That fact - and it is fact, not supposition - has generated an emerging product type that lets cloud users take back control. It also could not be done any other way than from the cloud itself. Because the cloud is a virtualized environment it is, by its nature, multi-tenancy. That makes cloud computing a sort of free-for-all that requires user organizations to find some way to achieve the same benefits as they would have with their own data centers.
The three services we look in the following pages are doing exactly that and more. For example, the availability of data centers around the world that are in synchronization makes every remote access behave as if it was local. Performance soars and security is solid. Having such things as malware control in the cloud has two big advantages. First, the aggregation of data from thousands of users allows on-the-fly currency of malware signatures. Second, forcing users to access dangerous places through a protective barrier that is always on and always available reduces damage to organizational data assets to nearly nothing.

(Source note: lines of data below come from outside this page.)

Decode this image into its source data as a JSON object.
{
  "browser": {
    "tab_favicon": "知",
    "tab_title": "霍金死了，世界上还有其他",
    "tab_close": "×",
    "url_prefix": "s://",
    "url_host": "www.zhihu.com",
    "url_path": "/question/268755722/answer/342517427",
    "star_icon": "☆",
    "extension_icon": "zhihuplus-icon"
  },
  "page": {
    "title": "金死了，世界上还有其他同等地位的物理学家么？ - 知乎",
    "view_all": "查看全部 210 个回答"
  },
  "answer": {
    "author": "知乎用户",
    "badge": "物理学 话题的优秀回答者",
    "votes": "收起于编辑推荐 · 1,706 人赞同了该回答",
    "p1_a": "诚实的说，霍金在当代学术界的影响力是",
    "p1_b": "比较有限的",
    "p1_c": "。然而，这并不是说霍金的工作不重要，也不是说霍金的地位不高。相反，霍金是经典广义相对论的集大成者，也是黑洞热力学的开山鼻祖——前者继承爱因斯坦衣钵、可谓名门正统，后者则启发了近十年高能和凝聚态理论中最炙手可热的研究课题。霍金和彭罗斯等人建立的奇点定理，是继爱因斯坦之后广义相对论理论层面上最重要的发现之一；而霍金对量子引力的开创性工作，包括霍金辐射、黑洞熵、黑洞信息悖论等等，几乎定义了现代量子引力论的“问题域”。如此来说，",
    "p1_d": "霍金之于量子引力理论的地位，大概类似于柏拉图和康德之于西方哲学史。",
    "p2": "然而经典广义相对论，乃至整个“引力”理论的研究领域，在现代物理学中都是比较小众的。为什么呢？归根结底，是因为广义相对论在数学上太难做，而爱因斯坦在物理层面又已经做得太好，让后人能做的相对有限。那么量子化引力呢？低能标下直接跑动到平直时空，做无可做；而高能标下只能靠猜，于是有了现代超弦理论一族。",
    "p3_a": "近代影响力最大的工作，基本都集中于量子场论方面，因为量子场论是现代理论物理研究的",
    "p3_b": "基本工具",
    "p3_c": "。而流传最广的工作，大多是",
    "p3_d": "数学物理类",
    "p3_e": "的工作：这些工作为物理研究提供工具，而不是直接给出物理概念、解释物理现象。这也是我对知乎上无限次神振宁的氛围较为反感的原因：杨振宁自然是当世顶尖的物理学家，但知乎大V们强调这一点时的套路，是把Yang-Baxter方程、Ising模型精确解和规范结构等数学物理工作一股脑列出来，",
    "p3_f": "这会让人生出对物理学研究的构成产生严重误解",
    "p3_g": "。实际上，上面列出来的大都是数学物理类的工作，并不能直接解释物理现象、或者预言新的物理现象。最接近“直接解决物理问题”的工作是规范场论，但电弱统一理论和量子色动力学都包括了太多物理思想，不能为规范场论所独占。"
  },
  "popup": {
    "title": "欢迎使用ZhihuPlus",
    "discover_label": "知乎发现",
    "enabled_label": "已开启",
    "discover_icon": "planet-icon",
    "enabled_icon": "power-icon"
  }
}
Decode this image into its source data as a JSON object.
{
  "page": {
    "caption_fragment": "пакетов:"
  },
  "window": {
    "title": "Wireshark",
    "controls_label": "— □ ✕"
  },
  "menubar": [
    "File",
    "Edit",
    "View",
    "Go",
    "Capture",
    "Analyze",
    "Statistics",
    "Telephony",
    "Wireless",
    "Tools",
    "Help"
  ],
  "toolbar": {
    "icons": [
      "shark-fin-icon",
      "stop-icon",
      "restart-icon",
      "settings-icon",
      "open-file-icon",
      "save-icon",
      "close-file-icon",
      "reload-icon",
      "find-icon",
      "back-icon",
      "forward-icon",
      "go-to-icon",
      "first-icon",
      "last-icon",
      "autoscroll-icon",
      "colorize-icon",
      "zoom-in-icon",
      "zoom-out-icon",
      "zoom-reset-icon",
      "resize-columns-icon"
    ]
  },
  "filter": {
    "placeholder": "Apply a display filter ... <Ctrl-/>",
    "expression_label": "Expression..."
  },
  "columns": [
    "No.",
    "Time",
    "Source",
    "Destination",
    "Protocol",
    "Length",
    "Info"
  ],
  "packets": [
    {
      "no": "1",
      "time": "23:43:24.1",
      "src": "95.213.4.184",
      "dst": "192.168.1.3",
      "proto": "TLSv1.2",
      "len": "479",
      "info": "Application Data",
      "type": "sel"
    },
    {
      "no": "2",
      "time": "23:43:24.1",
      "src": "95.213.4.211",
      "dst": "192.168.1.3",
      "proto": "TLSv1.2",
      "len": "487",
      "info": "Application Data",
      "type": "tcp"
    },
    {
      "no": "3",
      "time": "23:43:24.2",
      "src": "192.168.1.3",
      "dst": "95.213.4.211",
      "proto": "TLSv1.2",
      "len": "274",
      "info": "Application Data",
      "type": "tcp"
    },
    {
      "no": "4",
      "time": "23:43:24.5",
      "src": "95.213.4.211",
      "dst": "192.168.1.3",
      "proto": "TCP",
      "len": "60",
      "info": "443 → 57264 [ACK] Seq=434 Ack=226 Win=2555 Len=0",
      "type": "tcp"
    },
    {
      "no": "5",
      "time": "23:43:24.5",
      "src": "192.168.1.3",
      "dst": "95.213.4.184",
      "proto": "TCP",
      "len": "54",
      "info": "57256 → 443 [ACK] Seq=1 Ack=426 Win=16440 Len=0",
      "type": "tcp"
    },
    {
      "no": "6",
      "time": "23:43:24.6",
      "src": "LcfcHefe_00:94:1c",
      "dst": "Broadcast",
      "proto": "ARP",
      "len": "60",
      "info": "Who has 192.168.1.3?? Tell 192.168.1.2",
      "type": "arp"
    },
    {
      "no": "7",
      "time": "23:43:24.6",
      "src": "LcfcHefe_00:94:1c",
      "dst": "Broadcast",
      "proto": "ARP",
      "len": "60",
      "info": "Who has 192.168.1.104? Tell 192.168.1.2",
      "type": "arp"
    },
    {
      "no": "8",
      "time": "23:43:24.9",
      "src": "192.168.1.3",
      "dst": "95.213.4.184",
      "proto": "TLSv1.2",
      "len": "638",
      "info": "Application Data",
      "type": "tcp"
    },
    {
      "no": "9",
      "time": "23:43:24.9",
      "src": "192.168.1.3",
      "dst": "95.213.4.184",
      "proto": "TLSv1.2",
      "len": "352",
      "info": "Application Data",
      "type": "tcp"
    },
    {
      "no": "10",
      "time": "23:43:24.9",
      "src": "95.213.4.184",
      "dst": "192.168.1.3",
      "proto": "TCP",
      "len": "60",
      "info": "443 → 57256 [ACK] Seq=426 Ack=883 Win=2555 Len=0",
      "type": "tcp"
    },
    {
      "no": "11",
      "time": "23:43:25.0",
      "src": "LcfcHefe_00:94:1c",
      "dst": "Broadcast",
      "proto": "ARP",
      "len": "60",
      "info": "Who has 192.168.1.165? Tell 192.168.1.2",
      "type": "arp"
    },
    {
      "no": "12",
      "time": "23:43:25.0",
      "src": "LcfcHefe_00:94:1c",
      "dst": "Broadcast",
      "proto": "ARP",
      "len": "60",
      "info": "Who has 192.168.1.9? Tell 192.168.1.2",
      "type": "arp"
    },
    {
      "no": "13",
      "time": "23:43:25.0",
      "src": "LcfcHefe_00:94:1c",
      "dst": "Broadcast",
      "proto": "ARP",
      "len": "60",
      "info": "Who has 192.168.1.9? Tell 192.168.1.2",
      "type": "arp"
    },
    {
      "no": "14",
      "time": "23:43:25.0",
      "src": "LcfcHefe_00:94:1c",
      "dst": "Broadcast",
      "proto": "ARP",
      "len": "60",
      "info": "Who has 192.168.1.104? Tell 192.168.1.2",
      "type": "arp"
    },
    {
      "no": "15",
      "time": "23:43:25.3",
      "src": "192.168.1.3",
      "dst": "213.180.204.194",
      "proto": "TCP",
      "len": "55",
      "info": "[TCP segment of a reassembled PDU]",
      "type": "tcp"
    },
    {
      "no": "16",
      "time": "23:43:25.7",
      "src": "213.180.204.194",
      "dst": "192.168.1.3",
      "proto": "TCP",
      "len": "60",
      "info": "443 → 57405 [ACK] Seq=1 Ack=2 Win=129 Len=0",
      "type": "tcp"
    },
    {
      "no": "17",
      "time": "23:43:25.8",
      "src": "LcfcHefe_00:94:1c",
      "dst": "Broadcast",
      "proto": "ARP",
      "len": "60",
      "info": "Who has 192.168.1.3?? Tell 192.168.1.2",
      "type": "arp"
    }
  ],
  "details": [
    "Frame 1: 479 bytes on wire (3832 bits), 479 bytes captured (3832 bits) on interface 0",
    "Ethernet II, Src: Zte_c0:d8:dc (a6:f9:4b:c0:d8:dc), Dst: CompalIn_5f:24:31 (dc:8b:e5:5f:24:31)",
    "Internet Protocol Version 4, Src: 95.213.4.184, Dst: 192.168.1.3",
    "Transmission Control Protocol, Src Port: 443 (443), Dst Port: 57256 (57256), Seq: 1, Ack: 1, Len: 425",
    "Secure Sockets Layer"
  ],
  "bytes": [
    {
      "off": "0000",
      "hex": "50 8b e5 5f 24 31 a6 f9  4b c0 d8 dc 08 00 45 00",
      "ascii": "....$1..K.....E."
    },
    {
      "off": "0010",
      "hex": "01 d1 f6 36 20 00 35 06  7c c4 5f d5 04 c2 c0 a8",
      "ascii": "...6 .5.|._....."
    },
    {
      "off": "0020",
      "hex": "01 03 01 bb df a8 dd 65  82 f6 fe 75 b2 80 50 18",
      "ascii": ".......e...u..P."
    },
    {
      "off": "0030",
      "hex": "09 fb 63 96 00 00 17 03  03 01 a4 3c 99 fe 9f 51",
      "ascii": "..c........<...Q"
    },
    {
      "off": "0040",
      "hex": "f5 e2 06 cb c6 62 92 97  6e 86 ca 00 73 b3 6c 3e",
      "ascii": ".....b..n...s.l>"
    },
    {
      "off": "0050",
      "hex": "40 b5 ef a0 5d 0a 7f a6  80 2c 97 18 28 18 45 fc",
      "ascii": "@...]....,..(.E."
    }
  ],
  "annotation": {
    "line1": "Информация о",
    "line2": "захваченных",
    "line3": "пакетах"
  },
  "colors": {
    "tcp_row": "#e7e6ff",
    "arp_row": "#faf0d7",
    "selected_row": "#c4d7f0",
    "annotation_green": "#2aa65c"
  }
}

And that protection of users in a multi-tenant environment? By protecting the data and the access to the internet on a per-user basis virtual isolation takes over and the results are that performance and security exceed the old data center model.
So, about that new bottle stuff...the bottles are fantastic and the wine is delicious.
SC Magazine Articles
- Three zero-days found in iOS, Apple suggests users update their iPhone
- MedSec goes its own way with medical device flaw
- Voter databases in two states breached by foreign hackers, FBI
- Juniper confirms leaked "NSA exploits" affect its firewalls, no patch released yet
- Ransomware: The evolution of cybercrime, a roundtable
- Microsoft Office 365 hit with massive Cerber ransomware attack, report
- Wendy's POS breach 'considerably' bigger than first thought
- No hacking required: Israeli researchers show how to steal data through PC components
- Don't connect your charging cell to a computer or you may get hacked!
- China allows foreign tech firms to participate in creating cybersecurity standards
- Fantom and FairWare ransomware discovered
- Six senators urge Obama to prioritize cybercrime at G20 summit
- Creating a buzz: USBee software causes air-gapped computers to leak data via USB connections
- Privacy advocates upset over FAA drone regulations, citizen takes action